She is the No. 73 recruit in her class according to All-Star Girls Report. She also has been hitting statistical achievements, with the 2,000-point mark behind her and the 750-rebound milestone approaching.
With three different schools, Potts has averaged 16 points, 6.9 rebounds and 2.8 assists. S he has also been adding the 3-pointer to her repertoire, her dad said, and hoping to improve from the perimeter.
Both her dad and AAU coach said Addison has matured as a person and a player. She has the raw talent, discipline and confidence to be a game-changer on the court.
While she still has more than a year to go before she’s wearing black and gold, Potts has been in prep mode not only to play for Missouri, but become a good teammate to both current and future Tigers.
“She’s grown tremendously; she’s a gym rat so she stays in the gym. Her skill set continues to develop on a day-to-day basis,” Harvey said. “But the biggest part of her growth has been really her (mentality) and just kind of understanding the type of impact she has on the floor and just learning how to translate things so she can also play at a certain level.”
Over the years, Potts has felt a growth in her confidence as a player. She thinks she’s made the mental shift needed to play in the Southeastern Conference. Helping with that shift is the family environment that already is emanating from the Missouri program and was extended to Potts even before her commitment.
“In the back of my mind, I just knew that this was the place for me,” Potts said. “We had visited a few times and the second or third time, I just felt something different. I love the coaches, they made it feel like family, and that’s what I wanted, so I took the chance on them and they took the chance on me.”
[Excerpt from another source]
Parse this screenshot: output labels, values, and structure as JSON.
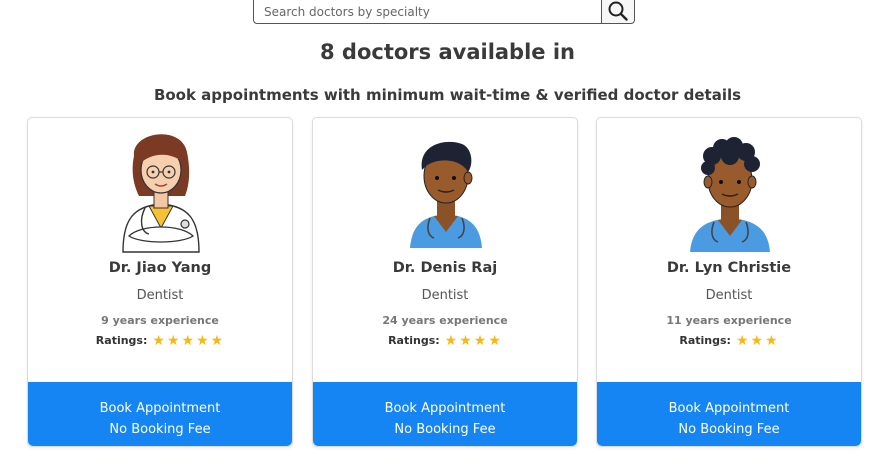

Feeling loved and wanted in a homey environment were essential for Potts and her parents when it came to her early decision. During her final visit to Columbia, Potts felt all that and more from coach Robin Pingeton and the rest of the staff, something she didn’t feel at any of her other college visits. After discovering her second home at Mizzou Arena, Potts set her mind on becoming a Tiger and hasn’t lost focus since.
Potts has kept in touch with Pingeton and other staff members in the past few years. She’s become close friends with Kiya Dorrah and Avery Brown, players in Missouri’s 2021 and 2022 recruiting classes. After initially forming a connection with former Tigers star Sophie Cunningham in 2018, Potts has been forming relationships with current players like Aijha Blackwell to ensure her transition as a freshman goes as smoothly as possible. Per NCAA rules, current players and coaches cannot speak publicly about recruits until they sign a letter of intent their senior year.
“I work really hard, and I feel like I’m going to go in and hopefully make an immediate impact on the team,“ Potts said . “I’m a three-level scorer, so I can get to the rim, I can finish. My mid-range is a really big part of my game and a lot of girls don’t have that. I’m not as athletic as other girls, so I have to use my body, play smarter and do things other people normally don’t have to do.”
With college on the horizon, Potts still has more she wants to accomplish at Seffner. One of her main goals before leaving high school is to break the record of 2,500 points scored at her previous high school, Bishop Verot. Potts transferred to Seffner once her father stopped coaching at Bishop Verot, but her determination to break records has yet to waver.
For the remainder of her high school career, Potts will have an eye on her impending arrival at Missouri and making waves as a Tiger.
“That’s like my motivation every day,” Potts said. “That’s what I’m looking forward to doing, and I just hope that I can help them in every way I can.”